[INFORMATION SHOWN]

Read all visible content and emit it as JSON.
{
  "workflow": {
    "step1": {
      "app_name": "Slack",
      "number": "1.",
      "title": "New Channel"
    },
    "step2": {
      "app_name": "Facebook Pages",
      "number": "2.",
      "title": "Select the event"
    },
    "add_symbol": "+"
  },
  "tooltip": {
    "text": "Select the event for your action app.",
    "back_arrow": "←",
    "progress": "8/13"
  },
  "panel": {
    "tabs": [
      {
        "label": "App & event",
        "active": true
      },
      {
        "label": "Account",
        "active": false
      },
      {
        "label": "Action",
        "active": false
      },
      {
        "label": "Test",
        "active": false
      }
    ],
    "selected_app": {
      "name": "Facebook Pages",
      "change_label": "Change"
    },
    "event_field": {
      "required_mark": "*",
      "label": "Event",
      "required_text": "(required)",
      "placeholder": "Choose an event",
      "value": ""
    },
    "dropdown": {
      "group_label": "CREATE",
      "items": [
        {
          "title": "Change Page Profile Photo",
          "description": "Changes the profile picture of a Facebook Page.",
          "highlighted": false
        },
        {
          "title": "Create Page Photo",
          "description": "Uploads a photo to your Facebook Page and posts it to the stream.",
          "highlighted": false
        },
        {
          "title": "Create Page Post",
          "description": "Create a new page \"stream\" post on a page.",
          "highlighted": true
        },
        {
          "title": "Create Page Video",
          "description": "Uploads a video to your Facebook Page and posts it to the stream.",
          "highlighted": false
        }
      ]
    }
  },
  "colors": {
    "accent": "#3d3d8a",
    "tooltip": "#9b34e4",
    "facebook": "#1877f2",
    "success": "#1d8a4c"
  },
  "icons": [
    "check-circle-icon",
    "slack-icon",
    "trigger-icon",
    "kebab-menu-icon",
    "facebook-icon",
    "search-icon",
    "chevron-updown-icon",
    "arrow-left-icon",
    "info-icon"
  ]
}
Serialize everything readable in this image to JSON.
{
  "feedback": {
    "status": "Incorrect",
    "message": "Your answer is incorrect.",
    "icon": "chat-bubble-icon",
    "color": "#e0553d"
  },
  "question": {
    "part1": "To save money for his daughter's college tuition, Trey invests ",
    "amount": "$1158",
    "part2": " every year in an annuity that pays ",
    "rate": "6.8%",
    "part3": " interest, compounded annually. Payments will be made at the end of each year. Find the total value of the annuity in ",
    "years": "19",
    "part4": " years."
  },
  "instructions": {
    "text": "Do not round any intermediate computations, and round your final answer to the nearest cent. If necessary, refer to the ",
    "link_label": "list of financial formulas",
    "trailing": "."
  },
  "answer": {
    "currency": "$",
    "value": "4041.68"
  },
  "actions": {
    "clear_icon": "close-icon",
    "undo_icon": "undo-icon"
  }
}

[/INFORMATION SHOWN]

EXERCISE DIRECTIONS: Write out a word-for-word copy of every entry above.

EXERCISE SOLUTION:
Read all visible content and emit it as JSON.
{
  "workflow": {
    "step1": {
      "app_name": "Slack",
      "number": "1.",
      "title": "New Channel"
    },
    "step2": {
      "app_name": "Facebook Pages",
      "number": "2.",
      "title": "Select the event"
    },
    "add_symbol": "+"
  },
  "tooltip": {
    "text": "Select the event for your action app.",
    "back_arrow": "←",
    "progress": "8/13"
  },
  "panel": {
    "tabs": [
      {
        "label": "App & event",
        "active": true
      },
      {
        "label": "Account",
        "active": false
      },
      {
        "label": "Action",
        "active": false
      },
      {
        "label": "Test",
        "active": false
      }
    ],
    "selected_app": {
      "name": "Facebook Pages",
      "change_label": "Change"
    },
    "event_field": {
      "required_mark": "*",
      "label": "Event",
      "required_text": "(required)",
      "placeholder": "Choose an event",
      "value": ""
    },
    "dropdown": {
      "group_label": "CREATE",
      "items": [
        {
          "title": "Change Page Profile Photo",
          "description": "Changes the profile picture of a Facebook Page.",
          "highlighted": false
        },
        {
          "title": "Create Page Photo",
          "description": "Uploads a photo to your Facebook Page and posts it to the stream.",
          "highlighted": false
        },
        {
          "title": "Create Page Post",
          "description": "Create a new page \"stream\" post on a page.",
          "highlighted": true
        },
        {
          "title": "Create Page Video",
          "description": "Uploads a video to your Facebook Page and posts it to the stream.",
          "highlighted": false
        }
      ]
    }
  },
  "colors": {
    "accent": "#3d3d8a",
    "tooltip": "#9b34e4",
    "facebook": "#1877f2",
    "success": "#1d8a4c"
  },
  "icons": [
    "check-circle-icon",
    "slack-icon",
    "trigger-icon",
    "kebab-menu-icon",
    "facebook-icon",
    "search-icon",
    "chevron-updown-icon",
    "arrow-left-icon",
    "info-icon"
  ]
}
Serialize everything readable in this image to JSON.
{
  "feedback": {
    "status": "Incorrect",
    "message": "Your answer is incorrect.",
    "icon": "chat-bubble-icon",
    "color": "#e0553d"
  },
  "question": {
    "part1": "To save money for his daughter's college tuition, Trey invests ",
    "amount": "$1158",
    "part2": " every year in an annuity that pays ",
    "rate": "6.8%",
    "part3": " interest, compounded annually. Payments will be made at the end of each year. Find the total value of the annuity in ",
    "years": "19",
    "part4": " years."
  },
  "instructions": {
    "text": "Do not round any intermediate computations, and round your final answer to the nearest cent. If necessary, refer to the ",
    "link_label": "list of financial formulas",
    "trailing": "."
  },
  "answer": {
    "currency": "$",
    "value": "4041.68"
  },
  "actions": {
    "clear_icon": "close-icon",
    "undo_icon": "undo-icon"
  }
}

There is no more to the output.